*** Opening of INFORMATION PROVIDED ***
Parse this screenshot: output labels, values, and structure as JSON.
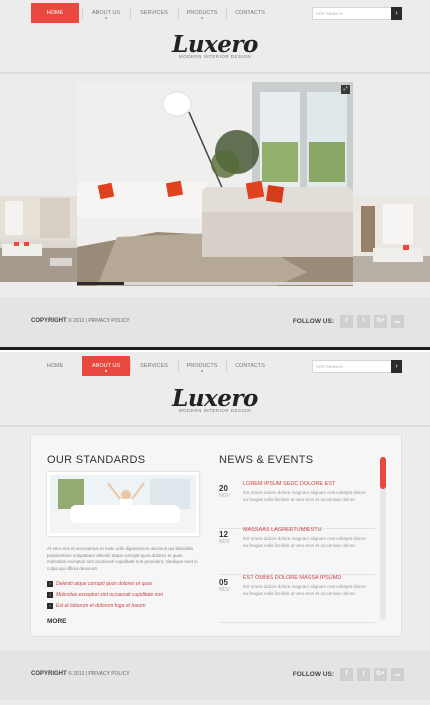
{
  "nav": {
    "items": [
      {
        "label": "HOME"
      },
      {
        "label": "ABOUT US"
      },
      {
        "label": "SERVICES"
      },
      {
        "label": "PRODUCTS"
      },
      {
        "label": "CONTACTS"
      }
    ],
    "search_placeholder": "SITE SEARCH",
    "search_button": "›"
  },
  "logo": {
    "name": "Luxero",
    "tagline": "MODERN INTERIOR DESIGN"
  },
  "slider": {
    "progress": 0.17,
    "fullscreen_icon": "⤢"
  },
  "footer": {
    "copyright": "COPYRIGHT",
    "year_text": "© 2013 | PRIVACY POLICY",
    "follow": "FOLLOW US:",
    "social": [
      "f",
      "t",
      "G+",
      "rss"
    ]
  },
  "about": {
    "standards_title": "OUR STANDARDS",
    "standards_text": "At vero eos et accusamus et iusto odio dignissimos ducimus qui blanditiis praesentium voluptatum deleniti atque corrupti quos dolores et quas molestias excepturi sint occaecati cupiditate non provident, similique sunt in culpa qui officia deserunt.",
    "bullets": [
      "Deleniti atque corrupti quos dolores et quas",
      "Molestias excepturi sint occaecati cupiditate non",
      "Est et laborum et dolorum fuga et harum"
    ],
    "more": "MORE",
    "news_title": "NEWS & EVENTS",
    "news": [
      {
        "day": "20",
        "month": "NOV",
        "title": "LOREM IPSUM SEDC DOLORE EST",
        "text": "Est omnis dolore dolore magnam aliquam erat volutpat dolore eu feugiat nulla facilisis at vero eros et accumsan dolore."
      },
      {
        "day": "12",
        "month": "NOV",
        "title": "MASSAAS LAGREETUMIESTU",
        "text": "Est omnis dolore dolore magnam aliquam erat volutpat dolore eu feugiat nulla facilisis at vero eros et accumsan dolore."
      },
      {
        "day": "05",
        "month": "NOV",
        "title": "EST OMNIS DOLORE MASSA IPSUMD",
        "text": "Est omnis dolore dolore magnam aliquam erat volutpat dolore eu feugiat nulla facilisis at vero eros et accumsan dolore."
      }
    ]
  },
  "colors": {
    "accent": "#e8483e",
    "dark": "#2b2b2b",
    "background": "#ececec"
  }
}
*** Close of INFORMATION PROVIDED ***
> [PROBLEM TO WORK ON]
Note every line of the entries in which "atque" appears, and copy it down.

> [FINISHED EXERCISE]
    "standards_text": "At vero eos et accusamus et iusto odio dignissimos ducimus qui blanditiis praesentium voluptatum deleniti atque corrupti quos dolores et quas molestias excepturi sint occaecati cupiditate non provident, similique sunt in culpa qui officia deserunt.",
      "Deleniti atque corrupti quos dolores et quas",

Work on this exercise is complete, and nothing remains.